Items from a data source
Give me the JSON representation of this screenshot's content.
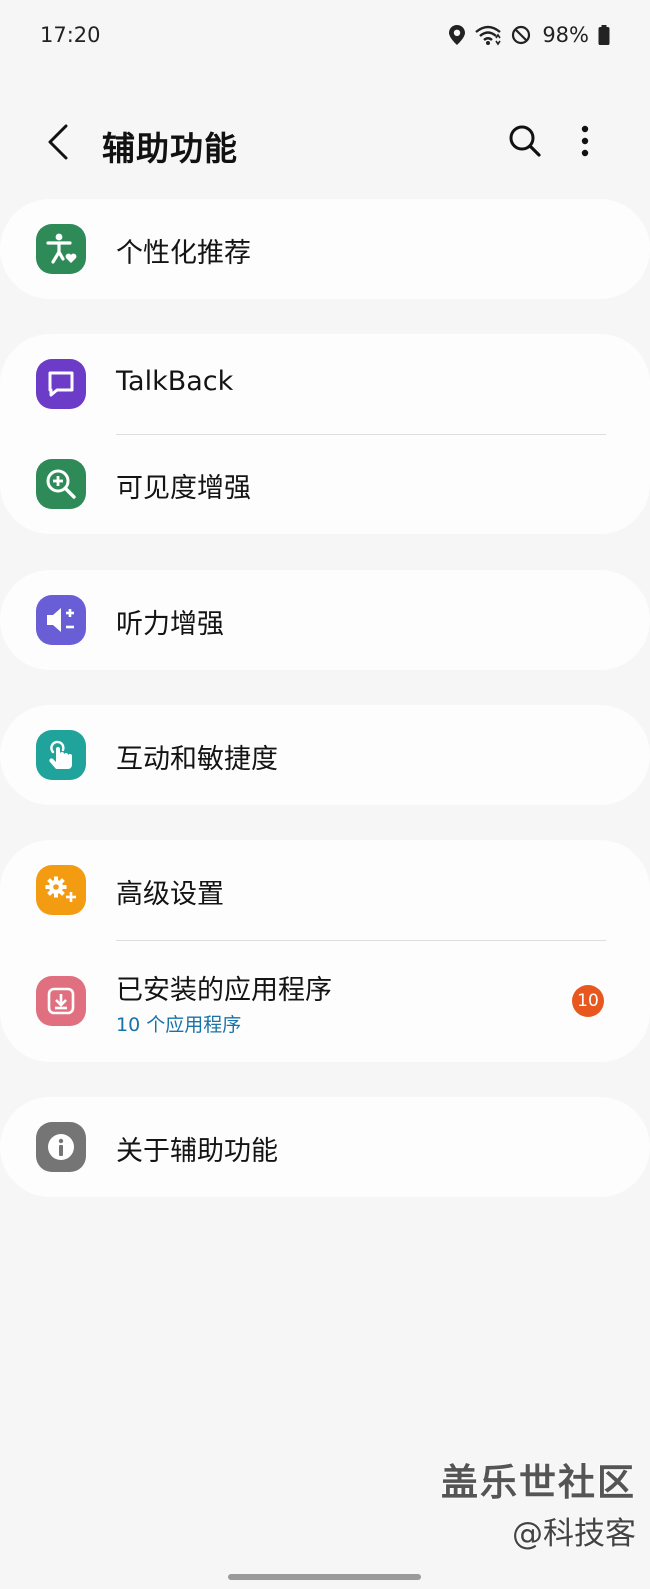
{
  "status_bar": {
    "time": "17:20",
    "battery": "98%",
    "icons": [
      "location-icon",
      "wifi-icon",
      "do-not-disturb-icon",
      "battery-icon"
    ]
  },
  "header": {
    "title": "辅助功能",
    "back_icon": "chevron-left-icon",
    "search_icon": "search-icon",
    "more_icon": "more-vertical-icon"
  },
  "groups": [
    {
      "items": [
        {
          "label": "个性化推荐",
          "icon": "accessibility-heart-icon",
          "color": "#2e8b57"
        }
      ]
    },
    {
      "items": [
        {
          "label": "TalkBack",
          "icon": "chat-box-icon",
          "color": "#6c3bc7"
        },
        {
          "label": "可见度增强",
          "icon": "zoom-in-icon",
          "color": "#2e8b57"
        }
      ]
    },
    {
      "items": [
        {
          "label": "听力增强",
          "icon": "volume-adjust-icon",
          "color": "#6a5ed6"
        }
      ]
    },
    {
      "items": [
        {
          "label": "互动和敏捷度",
          "icon": "touch-hand-icon",
          "color": "#20a39a"
        }
      ]
    },
    {
      "items": [
        {
          "label": "高级设置",
          "icon": "gear-plus-icon",
          "color": "#f39c12"
        },
        {
          "label": "已安装的应用程序",
          "sub": "10 个应用程序",
          "badge": "10",
          "icon": "download-icon",
          "color": "#e0707f"
        }
      ]
    },
    {
      "items": [
        {
          "label": "关于辅助功能",
          "icon": "info-icon",
          "color": "#757575"
        }
      ]
    }
  ],
  "watermark": {
    "line1": "盖乐世社区",
    "line2": "@科技客"
  }
}
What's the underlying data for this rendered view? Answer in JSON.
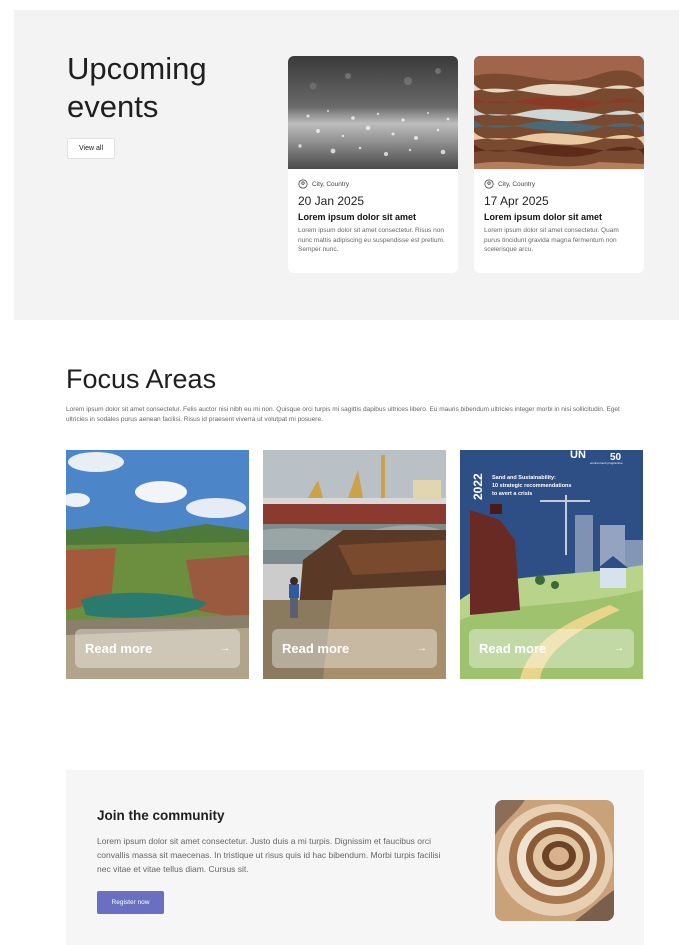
{
  "events": {
    "title": "Upcoming events",
    "view_all_label": "View all",
    "cards": [
      {
        "location": "City, Country",
        "date": "20 Jan 2025",
        "heading": "Lorem ipsum dolor sit amet",
        "description": "Lorem ipsum dolor sit amet consectetur. Risus non nunc mattis adipiscing eu suspendisse est pretium. Semper nunc."
      },
      {
        "location": "City, Country",
        "date": "17 Apr 2025",
        "heading": "Lorem ipsum dolor sit amet",
        "description": "Lorem ipsum dolor sit amet consectetur. Quam purus tincidunt gravida magna fermentum non scelerisque arcu."
      }
    ]
  },
  "focus": {
    "title": "Focus Areas",
    "description": "Lorem ipsum dolor sit amet consectetur. Felis auctor nisi nibh eu mi non. Quisque orci turpis mi sagittis dapibus ultrices libero. Eu mauris bibendum ultricies integer morbi in nisi sollicitudin. Eget ultricies in sodales purus aenean facilisi. Risus id praesent viverra ut volutpat mi posuere.",
    "cards": [
      {
        "read_more_label": "Read more"
      },
      {
        "read_more_label": "Read more"
      },
      {
        "read_more_label": "Read more",
        "poster_year": "2022",
        "poster_logo": "UN",
        "poster_program": "environment programme",
        "poster_badge": "50",
        "poster_title_line1": "Sand and Sustainability:",
        "poster_title_line2": "10 strategic recommendations",
        "poster_title_line3": "to avert a crisis"
      }
    ]
  },
  "join": {
    "title": "Join the community",
    "description": "Lorem ipsum dolor sit amet consectetur. Justo duis a mi turpis. Dignissim et faucibus orci convallis massa sit maecenas. In tristique ut risus quis id hac bibendum. Morbi turpis facilisi nec vitae et vitae tellus diam. Cursus sit.",
    "register_label": "Register now"
  },
  "colors": {
    "accent": "#6a6fc1",
    "section_bg": "#f3f3f3",
    "poster_blue": "#2e4e86"
  },
  "icons": {
    "location": "location-pin-icon",
    "arrow": "arrow-right-icon"
  }
}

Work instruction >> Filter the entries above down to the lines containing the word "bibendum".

Exercise response >>
    "description": "Lorem ipsum dolor sit amet consectetur. Felis auctor nisi nibh eu mi non. Quisque orci turpis mi sagittis dapibus ultrices libero. Eu mauris bibendum ultricies integer morbi in nisi sollicitudin. Eget ultricies in sodales purus aenean facilisi. Risus id praesent viverra ut volutpat mi posuere.",
    "description": "Lorem ipsum dolor sit amet consectetur. Justo duis a mi turpis. Dignissim et faucibus orci convallis massa sit maecenas. In tristique ut risus quis id hac bibendum. Morbi turpis facilisi nec vitae et vitae tellus diam. Cursus sit.",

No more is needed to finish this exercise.